Mounting uncertainty around America's commitment to Ukraine's defense comes at the two year anniversary of Russia's invasion. The apparent wavering today is a far cry from the overwhelmingly broad support for Ukraine in the early days of the war. So how did we get to this point? And how might the passage or not of a spending bill to support Ukraine impact the trajectory of the war and the transatlantic alliance that has emerged in Ukraine's defense? Joining me to discuss these questions and more is Peter Van Praagh, President of HFX, a Washington, DC based organization that convenes the Halifax International Security Forum. We kick off discussing the action in the United States Congress before having a broader conversation about the necessity of international support for Ukraine and the implications should that support waver.
Disorder Podcast https://tr.ee/ksicr-3Wty
What Indonesia's Election Results Mean for Foreign Policy
Indonesia is the third largest democracy in the world, and on February 14th national elections were held including to replace the extremely popular outgoing president Joko Widodo. The current defense minister Prabowo Subianto won those elections and will be Indonesia's next president.
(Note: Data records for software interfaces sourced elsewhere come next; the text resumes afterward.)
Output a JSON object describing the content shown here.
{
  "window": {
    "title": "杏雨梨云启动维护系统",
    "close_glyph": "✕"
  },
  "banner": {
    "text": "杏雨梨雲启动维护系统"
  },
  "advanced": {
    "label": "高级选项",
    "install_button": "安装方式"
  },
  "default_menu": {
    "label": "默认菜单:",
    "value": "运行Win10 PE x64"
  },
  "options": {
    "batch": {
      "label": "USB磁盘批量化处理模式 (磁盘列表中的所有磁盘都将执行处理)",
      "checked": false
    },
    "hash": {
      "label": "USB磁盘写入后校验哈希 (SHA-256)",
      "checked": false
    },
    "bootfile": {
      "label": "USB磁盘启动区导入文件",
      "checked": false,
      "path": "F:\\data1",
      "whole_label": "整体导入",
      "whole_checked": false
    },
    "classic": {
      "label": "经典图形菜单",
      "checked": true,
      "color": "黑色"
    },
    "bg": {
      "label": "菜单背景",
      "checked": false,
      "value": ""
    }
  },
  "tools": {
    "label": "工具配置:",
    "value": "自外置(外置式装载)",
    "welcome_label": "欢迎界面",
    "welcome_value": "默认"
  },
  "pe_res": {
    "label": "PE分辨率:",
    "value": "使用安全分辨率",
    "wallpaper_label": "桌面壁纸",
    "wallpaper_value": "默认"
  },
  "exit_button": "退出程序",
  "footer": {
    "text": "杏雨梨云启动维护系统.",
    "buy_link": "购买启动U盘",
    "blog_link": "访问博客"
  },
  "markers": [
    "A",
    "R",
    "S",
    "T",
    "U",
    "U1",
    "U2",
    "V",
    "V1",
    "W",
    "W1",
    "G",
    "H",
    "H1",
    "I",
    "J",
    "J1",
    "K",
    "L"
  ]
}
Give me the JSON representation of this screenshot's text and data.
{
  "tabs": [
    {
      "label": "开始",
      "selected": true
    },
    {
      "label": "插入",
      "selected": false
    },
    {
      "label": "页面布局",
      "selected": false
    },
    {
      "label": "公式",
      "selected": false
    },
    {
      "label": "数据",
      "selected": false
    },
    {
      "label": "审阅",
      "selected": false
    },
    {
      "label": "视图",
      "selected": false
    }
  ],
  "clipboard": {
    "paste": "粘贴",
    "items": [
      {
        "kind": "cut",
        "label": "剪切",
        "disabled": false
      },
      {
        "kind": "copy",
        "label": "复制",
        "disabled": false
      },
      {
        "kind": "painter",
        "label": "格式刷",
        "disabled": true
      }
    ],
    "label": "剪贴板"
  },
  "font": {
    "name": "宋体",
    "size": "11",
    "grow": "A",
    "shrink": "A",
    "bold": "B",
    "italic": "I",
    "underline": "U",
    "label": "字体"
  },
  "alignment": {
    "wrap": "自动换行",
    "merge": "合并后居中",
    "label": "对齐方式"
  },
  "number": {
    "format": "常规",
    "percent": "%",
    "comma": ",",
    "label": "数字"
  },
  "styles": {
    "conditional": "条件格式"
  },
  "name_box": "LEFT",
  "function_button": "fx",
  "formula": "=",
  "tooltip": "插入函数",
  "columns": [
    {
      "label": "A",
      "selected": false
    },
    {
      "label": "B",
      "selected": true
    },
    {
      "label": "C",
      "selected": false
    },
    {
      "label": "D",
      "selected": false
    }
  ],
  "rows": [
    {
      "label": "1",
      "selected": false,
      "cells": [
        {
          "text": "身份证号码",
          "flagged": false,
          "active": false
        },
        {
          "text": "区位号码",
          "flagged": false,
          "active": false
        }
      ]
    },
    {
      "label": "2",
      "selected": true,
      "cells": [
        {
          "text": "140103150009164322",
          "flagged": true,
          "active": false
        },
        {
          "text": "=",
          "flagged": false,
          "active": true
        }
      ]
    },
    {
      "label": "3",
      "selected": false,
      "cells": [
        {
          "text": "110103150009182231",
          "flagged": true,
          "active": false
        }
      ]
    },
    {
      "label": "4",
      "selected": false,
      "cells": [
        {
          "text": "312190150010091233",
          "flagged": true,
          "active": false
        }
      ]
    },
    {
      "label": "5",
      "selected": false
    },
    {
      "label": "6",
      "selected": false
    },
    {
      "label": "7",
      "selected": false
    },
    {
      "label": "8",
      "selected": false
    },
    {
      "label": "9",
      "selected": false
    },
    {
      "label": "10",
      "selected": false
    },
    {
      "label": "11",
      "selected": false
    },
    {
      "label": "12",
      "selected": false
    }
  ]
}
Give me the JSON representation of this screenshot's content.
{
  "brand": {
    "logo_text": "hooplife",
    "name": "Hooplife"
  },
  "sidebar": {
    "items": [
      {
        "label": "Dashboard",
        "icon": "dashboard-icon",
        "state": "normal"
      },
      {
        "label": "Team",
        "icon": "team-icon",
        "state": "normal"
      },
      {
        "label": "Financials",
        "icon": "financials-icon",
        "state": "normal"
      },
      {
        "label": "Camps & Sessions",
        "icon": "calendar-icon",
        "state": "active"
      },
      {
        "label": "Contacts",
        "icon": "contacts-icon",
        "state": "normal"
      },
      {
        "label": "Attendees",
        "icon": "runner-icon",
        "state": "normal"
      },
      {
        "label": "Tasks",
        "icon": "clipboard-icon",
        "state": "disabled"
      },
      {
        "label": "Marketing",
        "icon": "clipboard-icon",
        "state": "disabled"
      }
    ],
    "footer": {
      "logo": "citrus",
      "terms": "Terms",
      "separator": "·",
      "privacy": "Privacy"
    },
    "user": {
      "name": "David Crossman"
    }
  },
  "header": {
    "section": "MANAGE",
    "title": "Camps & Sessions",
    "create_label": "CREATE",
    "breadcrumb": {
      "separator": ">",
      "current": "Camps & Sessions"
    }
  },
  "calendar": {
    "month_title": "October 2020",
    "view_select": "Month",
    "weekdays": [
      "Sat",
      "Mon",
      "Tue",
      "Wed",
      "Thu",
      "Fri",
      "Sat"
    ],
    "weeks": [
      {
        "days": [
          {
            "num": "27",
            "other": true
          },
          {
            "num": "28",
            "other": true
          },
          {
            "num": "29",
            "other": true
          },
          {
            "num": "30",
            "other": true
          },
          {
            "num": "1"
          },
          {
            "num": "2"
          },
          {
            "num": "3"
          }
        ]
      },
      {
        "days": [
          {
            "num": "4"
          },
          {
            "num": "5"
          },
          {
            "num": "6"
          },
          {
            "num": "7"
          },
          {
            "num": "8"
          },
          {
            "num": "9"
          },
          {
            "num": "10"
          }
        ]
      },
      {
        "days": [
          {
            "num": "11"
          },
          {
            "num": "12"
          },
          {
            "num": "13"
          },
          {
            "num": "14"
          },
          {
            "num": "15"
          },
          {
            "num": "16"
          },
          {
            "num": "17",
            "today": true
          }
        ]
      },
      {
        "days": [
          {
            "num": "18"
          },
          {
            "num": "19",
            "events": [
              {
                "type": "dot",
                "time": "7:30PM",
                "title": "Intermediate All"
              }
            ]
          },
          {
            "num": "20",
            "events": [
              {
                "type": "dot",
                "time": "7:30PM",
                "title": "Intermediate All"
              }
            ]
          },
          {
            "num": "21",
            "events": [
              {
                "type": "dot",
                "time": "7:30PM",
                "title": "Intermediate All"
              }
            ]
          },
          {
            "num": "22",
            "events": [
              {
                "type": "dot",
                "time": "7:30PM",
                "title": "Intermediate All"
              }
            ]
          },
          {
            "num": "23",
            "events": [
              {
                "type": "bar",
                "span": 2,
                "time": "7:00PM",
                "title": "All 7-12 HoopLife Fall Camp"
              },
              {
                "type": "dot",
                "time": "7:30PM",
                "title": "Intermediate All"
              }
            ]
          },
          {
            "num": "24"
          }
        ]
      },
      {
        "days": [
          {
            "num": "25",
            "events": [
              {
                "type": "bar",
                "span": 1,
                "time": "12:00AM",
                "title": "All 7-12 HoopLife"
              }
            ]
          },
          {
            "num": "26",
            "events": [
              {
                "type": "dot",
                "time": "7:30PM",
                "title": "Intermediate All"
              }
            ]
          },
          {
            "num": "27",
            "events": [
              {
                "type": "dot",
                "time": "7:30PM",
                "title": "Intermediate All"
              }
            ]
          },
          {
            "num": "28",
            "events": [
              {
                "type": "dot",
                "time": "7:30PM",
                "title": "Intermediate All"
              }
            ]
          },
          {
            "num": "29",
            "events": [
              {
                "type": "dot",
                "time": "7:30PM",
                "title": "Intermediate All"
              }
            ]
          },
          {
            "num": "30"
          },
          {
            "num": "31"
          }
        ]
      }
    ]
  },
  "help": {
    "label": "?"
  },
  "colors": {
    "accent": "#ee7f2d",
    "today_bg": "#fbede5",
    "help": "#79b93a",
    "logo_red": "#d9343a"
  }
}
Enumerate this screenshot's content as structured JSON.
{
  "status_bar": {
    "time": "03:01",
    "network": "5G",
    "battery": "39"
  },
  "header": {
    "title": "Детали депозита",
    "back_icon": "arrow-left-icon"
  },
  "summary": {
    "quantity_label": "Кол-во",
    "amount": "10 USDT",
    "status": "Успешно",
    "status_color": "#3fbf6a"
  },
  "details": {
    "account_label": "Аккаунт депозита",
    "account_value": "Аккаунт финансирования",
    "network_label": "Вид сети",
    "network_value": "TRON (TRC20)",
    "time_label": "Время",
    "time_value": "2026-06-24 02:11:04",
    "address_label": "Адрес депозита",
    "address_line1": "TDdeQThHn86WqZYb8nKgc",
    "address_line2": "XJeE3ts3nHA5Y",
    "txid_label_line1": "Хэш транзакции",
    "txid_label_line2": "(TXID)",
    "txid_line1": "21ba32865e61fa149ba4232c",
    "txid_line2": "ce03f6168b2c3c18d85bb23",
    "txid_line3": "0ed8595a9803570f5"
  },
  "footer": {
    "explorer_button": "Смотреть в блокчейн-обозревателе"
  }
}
He's a controversial figure who has been credibly accused of human rights abuses during Indonesia's long Suharto dicatorship. He was also a former rival of Joko Widodo, but received the popular president's backing while tapping the president's son as to run as his presidential nominee.
Indonesia is a massive democracy in an increasingly stragegic region. So what does Prabowo Subianto's election mean for Indonesia's foreign policy, its relationship to the United States and China, and for broader global trends like climate change? To answer these questions and more I speak with Prashanth Prashanth Parameswaran, a fellow at the Wilson Center and Founder of the Asean Wonk Newsletter. We kick off discussing Prabowo's background before having a longer conversation about how this change in government may impact Indonesian foreign policy.
Excellent Africa analysis
Its rare to find long form in depth reporting on events in Africa. This podcast regularly devotes entire episodes to African news and generally offers a good perspective for listeners who dont normally deep dive into it
Great Informative Podcast! Distracting Intro
This is a super informative podcast re international affairs. Highly reccomend! Lately it’s seemed the like intro voices are robotic and flat, as if they are generated by AI. It’s distracting! I could be wrong but every time I hear the intro it sounds so different and robotic. Otherwise the contest is very informative and overall a great podcast.
This is an excellent podcast for anyone involved in (or who cares about) international humanitarian issues and perspectives.